Work to be completed: Only lines with the string "date" are wanted. Pull them out of the data.

Component data from apps and pages:

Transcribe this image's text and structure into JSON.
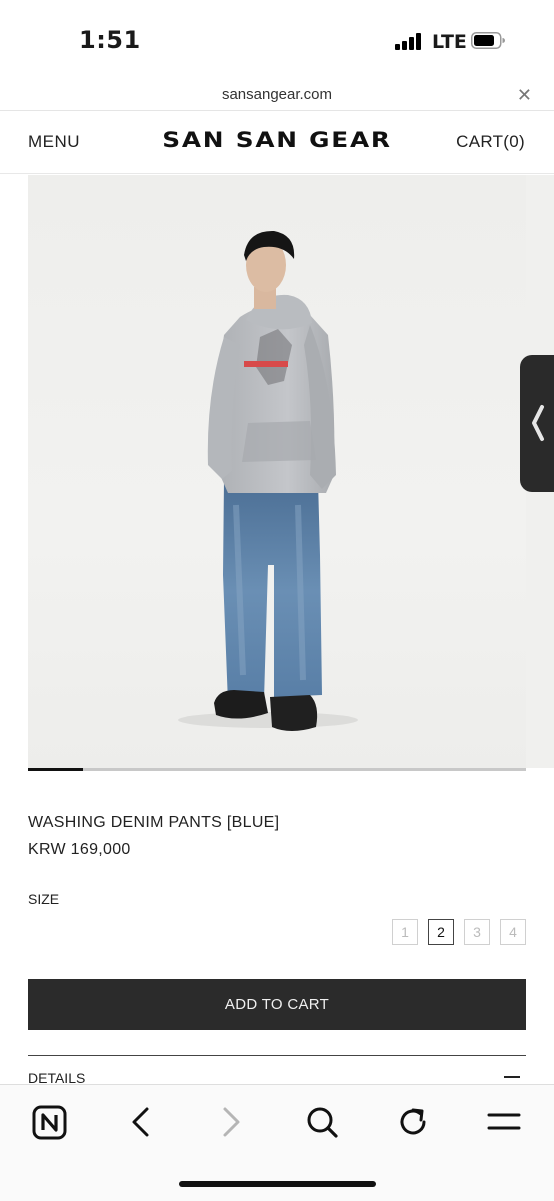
{
  "status_bar": {
    "time": "1:51",
    "network": "LTE"
  },
  "browser": {
    "url": "sansangear.com",
    "close_symbol": "✕"
  },
  "header": {
    "menu_label": "MENU",
    "brand": "SAN SAN GEAR",
    "cart_label": "CART(0)"
  },
  "carousel": {
    "progress_fraction": 0.11
  },
  "product": {
    "name": "WASHING DENIM PANTS [BLUE]",
    "price": "KRW 169,000",
    "size_label": "SIZE",
    "sizes": [
      "1",
      "2",
      "3",
      "4"
    ],
    "selected_size": "2",
    "add_to_cart_label": "ADD TO CART",
    "details_label": "DETAILS"
  },
  "toolbar": {
    "icons": [
      "naver-home-icon",
      "back-icon",
      "forward-icon",
      "search-icon",
      "reload-icon",
      "menu-icon"
    ]
  },
  "colors": {
    "button_bg": "#2b2b2b",
    "hoodie": "#b9bcc0",
    "denim": "#5f83a8"
  }
}
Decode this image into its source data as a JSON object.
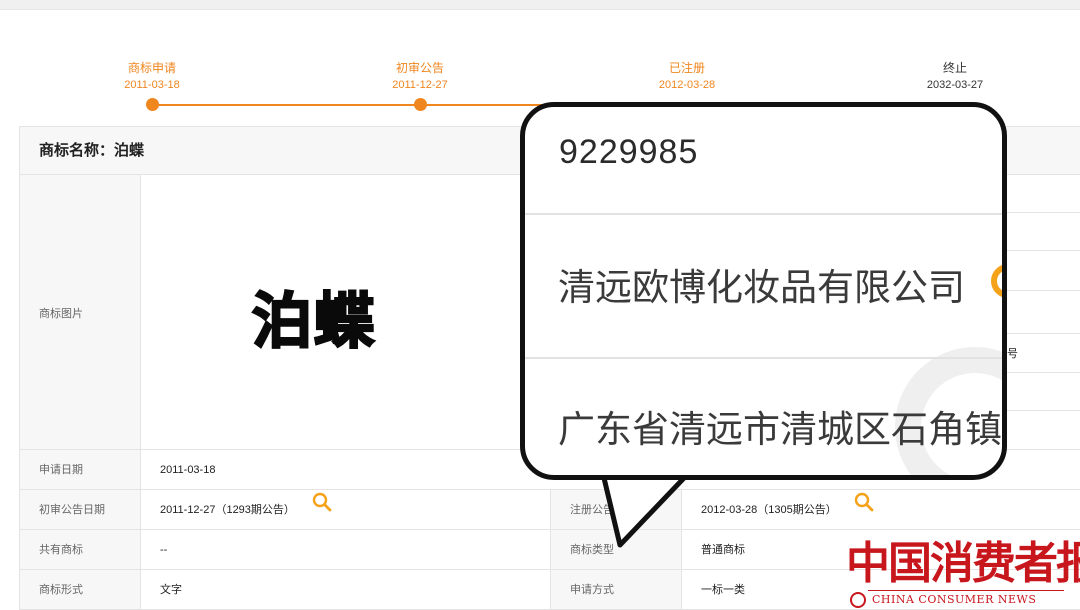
{
  "timeline": {
    "steps": [
      {
        "label": "商标申请",
        "date": "2011-03-18"
      },
      {
        "label": "初审公告",
        "date": "2011-12-27"
      },
      {
        "label": "已注册",
        "date": "2012-03-28"
      },
      {
        "label": "终止",
        "date": "2032-03-27"
      }
    ],
    "colors": {
      "active": "#f0861e",
      "inactive": "#333333"
    }
  },
  "detail": {
    "name_title": "商标名称：泊蝶",
    "image_label": "商标图片",
    "logo_text": "泊蝶",
    "rows": [
      {
        "label": "申请日期",
        "value": "2011-03-18"
      },
      {
        "label": "初审公告日期",
        "value": "2011-12-27（1293期公告）",
        "label2": "注册公告",
        "value2": "2012-03-28（1305期公告）"
      },
      {
        "label": "共有商标",
        "value": "--",
        "label2": "商标类型",
        "value2": "普通商标"
      },
      {
        "label": "商标形式",
        "value": "文字",
        "label2": "申请方式",
        "value2": "一标一类"
      }
    ],
    "partial_right_text": "号"
  },
  "bubble": {
    "registration_number": "9229985",
    "company": "清远欧博化妆品有限公司",
    "address": "广东省清远市清城区石角镇"
  },
  "watermark": {
    "cn": "中国消费者报",
    "en": "CHINA CONSUMER NEWS",
    "color": "#c8161d"
  }
}
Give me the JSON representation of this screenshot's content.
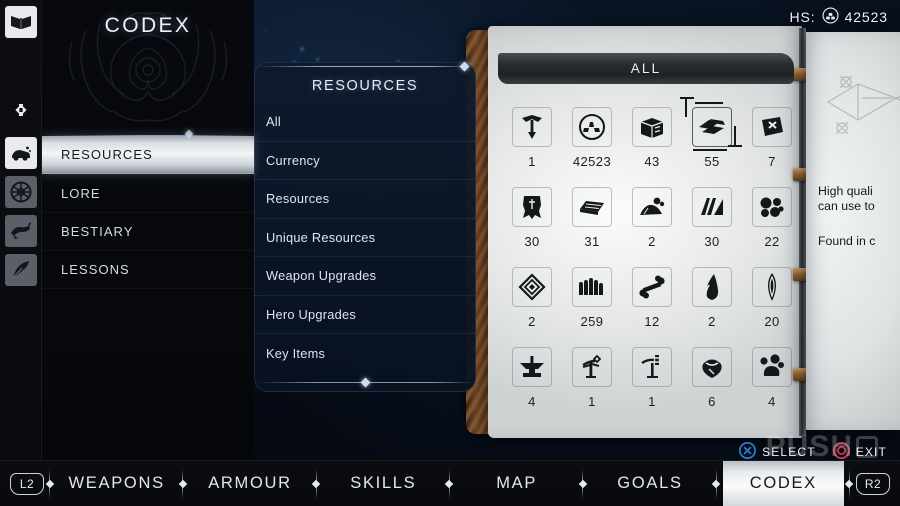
{
  "header": {
    "hs_label": "HS:",
    "hs_value": "42523",
    "hs_icon": "shards-icon"
  },
  "rail": {
    "items": [
      {
        "icon": "open-book-icon",
        "state": "active"
      },
      {
        "icon": "dpad-icon",
        "state": "plain"
      },
      {
        "icon": "resources-icon",
        "state": "active"
      },
      {
        "icon": "lore-tree-icon",
        "state": "dim"
      },
      {
        "icon": "bestiary-beast-icon",
        "state": "dim"
      },
      {
        "icon": "lessons-feather-icon",
        "state": "dim"
      }
    ]
  },
  "codex": {
    "title": "CODEX",
    "items": [
      {
        "label": "RESOURCES",
        "selected": true
      },
      {
        "label": "LORE",
        "selected": false
      },
      {
        "label": "BESTIARY",
        "selected": false
      },
      {
        "label": "LESSONS",
        "selected": false
      }
    ]
  },
  "subcategories": {
    "header": "RESOURCES",
    "items": [
      {
        "label": "All"
      },
      {
        "label": "Currency"
      },
      {
        "label": "Resources"
      },
      {
        "label": "Unique Resources"
      },
      {
        "label": "Weapon Upgrades"
      },
      {
        "label": "Hero Upgrades"
      },
      {
        "label": "Key Items"
      }
    ]
  },
  "book": {
    "banner": "ALL",
    "grid": [
      {
        "icon": "spike-arrow-icon",
        "qty": "1",
        "selected": false
      },
      {
        "icon": "shards-circle-icon",
        "qty": "42523",
        "selected": false
      },
      {
        "icon": "crate-icon",
        "qty": "43",
        "selected": false
      },
      {
        "icon": "metal-shards-icon",
        "qty": "55",
        "selected": true
      },
      {
        "icon": "marked-book-icon",
        "qty": "7",
        "selected": false
      },
      {
        "icon": "hide-pelt-icon",
        "qty": "30",
        "selected": false
      },
      {
        "icon": "ingot-bar-icon",
        "qty": "31",
        "selected": false
      },
      {
        "icon": "ore-pile-icon",
        "qty": "2",
        "selected": false
      },
      {
        "icon": "leather-strips-icon",
        "qty": "30",
        "selected": false
      },
      {
        "icon": "stone-cluster-icon",
        "qty": "22",
        "selected": false
      },
      {
        "icon": "rune-diamond-icon",
        "qty": "2",
        "selected": false
      },
      {
        "icon": "coin-stack-icon",
        "qty": "259",
        "selected": false
      },
      {
        "icon": "bone-icon",
        "qty": "12",
        "selected": false
      },
      {
        "icon": "flame-shard-icon",
        "qty": "2",
        "selected": false
      },
      {
        "icon": "gem-crystal-icon",
        "qty": "20",
        "selected": false
      },
      {
        "icon": "anvil-icon",
        "qty": "4",
        "selected": false
      },
      {
        "icon": "charm-totem-icon",
        "qty": "1",
        "selected": false
      },
      {
        "icon": "ritual-staff-icon",
        "qty": "1",
        "selected": false
      },
      {
        "icon": "pouch-icon",
        "qty": "6",
        "selected": false
      },
      {
        "icon": "ore-chunks-icon",
        "qty": "4",
        "selected": false
      }
    ],
    "detail": {
      "sketch_icon": "weapon-sketch-icon",
      "paragraphs": [
        "High quali",
        "can use to",
        "Found in c"
      ]
    }
  },
  "prompts": [
    {
      "button": "cross-button-icon",
      "label": "SELECT",
      "color": "#2a7fd4"
    },
    {
      "button": "circle-button-icon",
      "label": "EXIT",
      "color": "#d23c52"
    }
  ],
  "bottom_nav": {
    "left_shoulder": "L2",
    "right_shoulder": "R2",
    "tabs": [
      {
        "label": "WEAPONS",
        "active": false
      },
      {
        "label": "ARMOUR",
        "active": false
      },
      {
        "label": "SKILLS",
        "active": false
      },
      {
        "label": "MAP",
        "active": false
      },
      {
        "label": "GOALS",
        "active": false
      },
      {
        "label": "CODEX",
        "active": true
      }
    ]
  },
  "watermark": {
    "text": "PUSH"
  },
  "colors": {
    "accent_blue": "#2a7fd4",
    "accent_red": "#d23c52",
    "page_paper": "#eceeee",
    "leather": "#7a4f2c"
  }
}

Result below:
        "date": "2011-03-18"
        "date": "2011-12-27"
        "date": "2012-03-28"
        "date": "2032-03-27"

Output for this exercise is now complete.